[Opening Data for the task section]
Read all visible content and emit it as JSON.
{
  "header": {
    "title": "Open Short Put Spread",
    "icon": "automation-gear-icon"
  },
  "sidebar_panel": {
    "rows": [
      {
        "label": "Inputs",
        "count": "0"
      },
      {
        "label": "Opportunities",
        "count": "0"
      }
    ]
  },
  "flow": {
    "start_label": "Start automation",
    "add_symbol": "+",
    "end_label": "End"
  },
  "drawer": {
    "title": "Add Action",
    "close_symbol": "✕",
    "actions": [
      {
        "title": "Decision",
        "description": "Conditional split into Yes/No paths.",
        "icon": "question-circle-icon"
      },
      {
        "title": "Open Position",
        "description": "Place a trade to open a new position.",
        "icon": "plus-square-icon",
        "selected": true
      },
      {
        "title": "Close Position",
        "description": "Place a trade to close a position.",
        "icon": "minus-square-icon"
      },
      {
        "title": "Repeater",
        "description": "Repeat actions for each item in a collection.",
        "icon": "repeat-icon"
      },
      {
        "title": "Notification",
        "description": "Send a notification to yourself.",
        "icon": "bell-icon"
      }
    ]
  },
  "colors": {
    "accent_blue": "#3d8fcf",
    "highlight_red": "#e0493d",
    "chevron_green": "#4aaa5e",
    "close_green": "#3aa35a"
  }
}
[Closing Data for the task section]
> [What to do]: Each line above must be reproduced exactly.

> [Answer box]:
Read all visible content and emit it as JSON.
{
  "header": {
    "title": "Open Short Put Spread",
    "icon": "automation-gear-icon"
  },
  "sidebar_panel": {
    "rows": [
      {
        "label": "Inputs",
        "count": "0"
      },
      {
        "label": "Opportunities",
        "count": "0"
      }
    ]
  },
  "flow": {
    "start_label": "Start automation",
    "add_symbol": "+",
    "end_label": "End"
  },
  "drawer": {
    "title": "Add Action",
    "close_symbol": "✕",
    "actions": [
      {
        "title": "Decision",
        "description": "Conditional split into Yes/No paths.",
        "icon": "question-circle-icon"
      },
      {
        "title": "Open Position",
        "description": "Place a trade to open a new position.",
        "icon": "plus-square-icon",
        "selected": true
      },
      {
        "title": "Close Position",
        "description": "Place a trade to close a position.",
        "icon": "minus-square-icon"
      },
      {
        "title": "Repeater",
        "description": "Repeat actions for each item in a collection.",
        "icon": "repeat-icon"
      },
      {
        "title": "Notification",
        "description": "Send a notification to yourself.",
        "icon": "bell-icon"
      }
    ]
  },
  "colors": {
    "accent_blue": "#3d8fcf",
    "highlight_red": "#e0493d",
    "chevron_green": "#4aaa5e",
    "close_green": "#3aa35a"
  }
}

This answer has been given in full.